Task material section start
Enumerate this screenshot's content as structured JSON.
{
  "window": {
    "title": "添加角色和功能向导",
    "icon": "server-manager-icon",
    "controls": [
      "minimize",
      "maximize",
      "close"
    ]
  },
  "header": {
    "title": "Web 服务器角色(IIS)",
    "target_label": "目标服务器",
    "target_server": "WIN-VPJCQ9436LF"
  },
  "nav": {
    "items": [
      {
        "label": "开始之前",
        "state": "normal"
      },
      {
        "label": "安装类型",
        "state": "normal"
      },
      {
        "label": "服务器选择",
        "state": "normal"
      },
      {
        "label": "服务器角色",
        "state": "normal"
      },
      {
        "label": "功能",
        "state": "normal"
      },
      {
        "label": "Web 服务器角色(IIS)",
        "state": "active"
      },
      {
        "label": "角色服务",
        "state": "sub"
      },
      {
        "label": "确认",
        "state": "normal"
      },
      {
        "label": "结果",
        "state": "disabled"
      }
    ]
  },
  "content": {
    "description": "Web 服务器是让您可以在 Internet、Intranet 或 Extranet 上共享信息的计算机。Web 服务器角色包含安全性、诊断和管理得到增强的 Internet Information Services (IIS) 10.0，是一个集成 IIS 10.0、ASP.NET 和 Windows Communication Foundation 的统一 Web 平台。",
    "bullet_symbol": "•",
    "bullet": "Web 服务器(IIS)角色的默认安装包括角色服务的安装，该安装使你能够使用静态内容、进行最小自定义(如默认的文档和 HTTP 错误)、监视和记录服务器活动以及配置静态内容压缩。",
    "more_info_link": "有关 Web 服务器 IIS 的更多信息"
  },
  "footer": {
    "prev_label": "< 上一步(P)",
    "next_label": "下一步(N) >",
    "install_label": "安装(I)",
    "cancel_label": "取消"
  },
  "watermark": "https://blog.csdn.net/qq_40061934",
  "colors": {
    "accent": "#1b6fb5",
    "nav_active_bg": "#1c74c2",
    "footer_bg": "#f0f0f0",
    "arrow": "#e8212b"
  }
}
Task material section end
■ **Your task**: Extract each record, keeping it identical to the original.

■ **Solution to this problem**:
Enumerate this screenshot's content as structured JSON.
{
  "window": {
    "title": "添加角色和功能向导",
    "icon": "server-manager-icon",
    "controls": [
      "minimize",
      "maximize",
      "close"
    ]
  },
  "header": {
    "title": "Web 服务器角色(IIS)",
    "target_label": "目标服务器",
    "target_server": "WIN-VPJCQ9436LF"
  },
  "nav": {
    "items": [
      {
        "label": "开始之前",
        "state": "normal"
      },
      {
        "label": "安装类型",
        "state": "normal"
      },
      {
        "label": "服务器选择",
        "state": "normal"
      },
      {
        "label": "服务器角色",
        "state": "normal"
      },
      {
        "label": "功能",
        "state": "normal"
      },
      {
        "label": "Web 服务器角色(IIS)",
        "state": "active"
      },
      {
        "label": "角色服务",
        "state": "sub"
      },
      {
        "label": "确认",
        "state": "normal"
      },
      {
        "label": "结果",
        "state": "disabled"
      }
    ]
  },
  "content": {
    "description": "Web 服务器是让您可以在 Internet、Intranet 或 Extranet 上共享信息的计算机。Web 服务器角色包含安全性、诊断和管理得到增强的 Internet Information Services (IIS) 10.0，是一个集成 IIS 10.0、ASP.NET 和 Windows Communication Foundation 的统一 Web 平台。",
    "bullet_symbol": "•",
    "bullet": "Web 服务器(IIS)角色的默认安装包括角色服务的安装，该安装使你能够使用静态内容、进行最小自定义(如默认的文档和 HTTP 错误)、监视和记录服务器活动以及配置静态内容压缩。",
    "more_info_link": "有关 Web 服务器 IIS 的更多信息"
  },
  "footer": {
    "prev_label": "< 上一步(P)",
    "next_label": "下一步(N) >",
    "install_label": "安装(I)",
    "cancel_label": "取消"
  },
  "watermark": "https://blog.csdn.net/qq_40061934",
  "colors": {
    "accent": "#1b6fb5",
    "nav_active_bg": "#1c74c2",
    "footer_bg": "#f0f0f0",
    "arrow": "#e8212b"
  }
}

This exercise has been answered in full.